*** Records for this task ***
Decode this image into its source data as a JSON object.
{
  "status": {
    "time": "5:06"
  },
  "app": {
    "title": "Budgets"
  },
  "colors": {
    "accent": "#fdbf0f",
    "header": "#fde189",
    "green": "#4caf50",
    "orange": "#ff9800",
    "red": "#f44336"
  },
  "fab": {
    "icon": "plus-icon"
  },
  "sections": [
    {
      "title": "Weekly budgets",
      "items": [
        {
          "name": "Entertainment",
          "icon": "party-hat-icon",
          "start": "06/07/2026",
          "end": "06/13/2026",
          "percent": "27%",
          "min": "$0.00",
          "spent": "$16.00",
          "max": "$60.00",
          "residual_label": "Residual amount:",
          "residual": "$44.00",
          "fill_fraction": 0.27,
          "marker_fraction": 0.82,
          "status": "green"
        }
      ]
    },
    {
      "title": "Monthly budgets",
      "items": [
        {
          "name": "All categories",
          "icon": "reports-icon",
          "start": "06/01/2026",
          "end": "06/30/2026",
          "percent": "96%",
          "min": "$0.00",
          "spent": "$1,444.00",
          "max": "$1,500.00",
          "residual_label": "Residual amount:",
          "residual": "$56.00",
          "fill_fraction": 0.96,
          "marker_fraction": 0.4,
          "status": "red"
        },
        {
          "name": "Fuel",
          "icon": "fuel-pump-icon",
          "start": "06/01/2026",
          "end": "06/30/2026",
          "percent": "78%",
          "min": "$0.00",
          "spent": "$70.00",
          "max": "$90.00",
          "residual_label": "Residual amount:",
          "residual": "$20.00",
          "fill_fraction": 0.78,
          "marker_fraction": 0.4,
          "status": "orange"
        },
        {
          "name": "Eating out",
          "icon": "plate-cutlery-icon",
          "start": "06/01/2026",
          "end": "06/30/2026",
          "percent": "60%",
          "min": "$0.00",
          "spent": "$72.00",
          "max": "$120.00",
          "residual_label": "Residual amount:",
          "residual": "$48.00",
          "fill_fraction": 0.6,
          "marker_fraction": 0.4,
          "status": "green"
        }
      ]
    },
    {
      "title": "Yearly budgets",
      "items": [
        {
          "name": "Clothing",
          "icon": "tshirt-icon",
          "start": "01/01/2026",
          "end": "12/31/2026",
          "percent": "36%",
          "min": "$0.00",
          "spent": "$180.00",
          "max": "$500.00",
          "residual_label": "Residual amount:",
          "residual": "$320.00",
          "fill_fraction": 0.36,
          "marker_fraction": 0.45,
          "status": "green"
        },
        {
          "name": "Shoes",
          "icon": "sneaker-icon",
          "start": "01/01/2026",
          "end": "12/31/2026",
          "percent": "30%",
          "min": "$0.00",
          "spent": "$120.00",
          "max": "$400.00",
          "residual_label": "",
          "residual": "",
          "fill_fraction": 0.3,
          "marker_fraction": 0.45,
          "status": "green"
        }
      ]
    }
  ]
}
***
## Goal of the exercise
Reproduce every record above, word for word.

## Written response
Decode this image into its source data as a JSON object.
{
  "status": {
    "time": "5:06"
  },
  "app": {
    "title": "Budgets"
  },
  "colors": {
    "accent": "#fdbf0f",
    "header": "#fde189",
    "green": "#4caf50",
    "orange": "#ff9800",
    "red": "#f44336"
  },
  "fab": {
    "icon": "plus-icon"
  },
  "sections": [
    {
      "title": "Weekly budgets",
      "items": [
        {
          "name": "Entertainment",
          "icon": "party-hat-icon",
          "start": "06/07/2026",
          "end": "06/13/2026",
          "percent": "27%",
          "min": "$0.00",
          "spent": "$16.00",
          "max": "$60.00",
          "residual_label": "Residual amount:",
          "residual": "$44.00",
          "fill_fraction": 0.27,
          "marker_fraction": 0.82,
          "status": "green"
        }
      ]
    },
    {
      "title": "Monthly budgets",
      "items": [
        {
          "name": "All categories",
          "icon": "reports-icon",
          "start": "06/01/2026",
          "end": "06/30/2026",
          "percent": "96%",
          "min": "$0.00",
          "spent": "$1,444.00",
          "max": "$1,500.00",
          "residual_label": "Residual amount:",
          "residual": "$56.00",
          "fill_fraction": 0.96,
          "marker_fraction": 0.4,
          "status": "red"
        },
        {
          "name": "Fuel",
          "icon": "fuel-pump-icon",
          "start": "06/01/2026",
          "end": "06/30/2026",
          "percent": "78%",
          "min": "$0.00",
          "spent": "$70.00",
          "max": "$90.00",
          "residual_label": "Residual amount:",
          "residual": "$20.00",
          "fill_fraction": 0.78,
          "marker_fraction": 0.4,
          "status": "orange"
        },
        {
          "name": "Eating out",
          "icon": "plate-cutlery-icon",
          "start": "06/01/2026",
          "end": "06/30/2026",
          "percent": "60%",
          "min": "$0.00",
          "spent": "$72.00",
          "max": "$120.00",
          "residual_label": "Residual amount:",
          "residual": "$48.00",
          "fill_fraction": 0.6,
          "marker_fraction": 0.4,
          "status": "green"
        }
      ]
    },
    {
      "title": "Yearly budgets",
      "items": [
        {
          "name": "Clothing",
          "icon": "tshirt-icon",
          "start": "01/01/2026",
          "end": "12/31/2026",
          "percent": "36%",
          "min": "$0.00",
          "spent": "$180.00",
          "max": "$500.00",
          "residual_label": "Residual amount:",
          "residual": "$320.00",
          "fill_fraction": 0.36,
          "marker_fraction": 0.45,
          "status": "green"
        },
        {
          "name": "Shoes",
          "icon": "sneaker-icon",
          "start": "01/01/2026",
          "end": "12/31/2026",
          "percent": "30%",
          "min": "$0.00",
          "spent": "$120.00",
          "max": "$400.00",
          "residual_label": "",
          "residual": "",
          "fill_fraction": 0.3,
          "marker_fraction": 0.45,
          "status": "green"
        }
      ]
    }
  ]
}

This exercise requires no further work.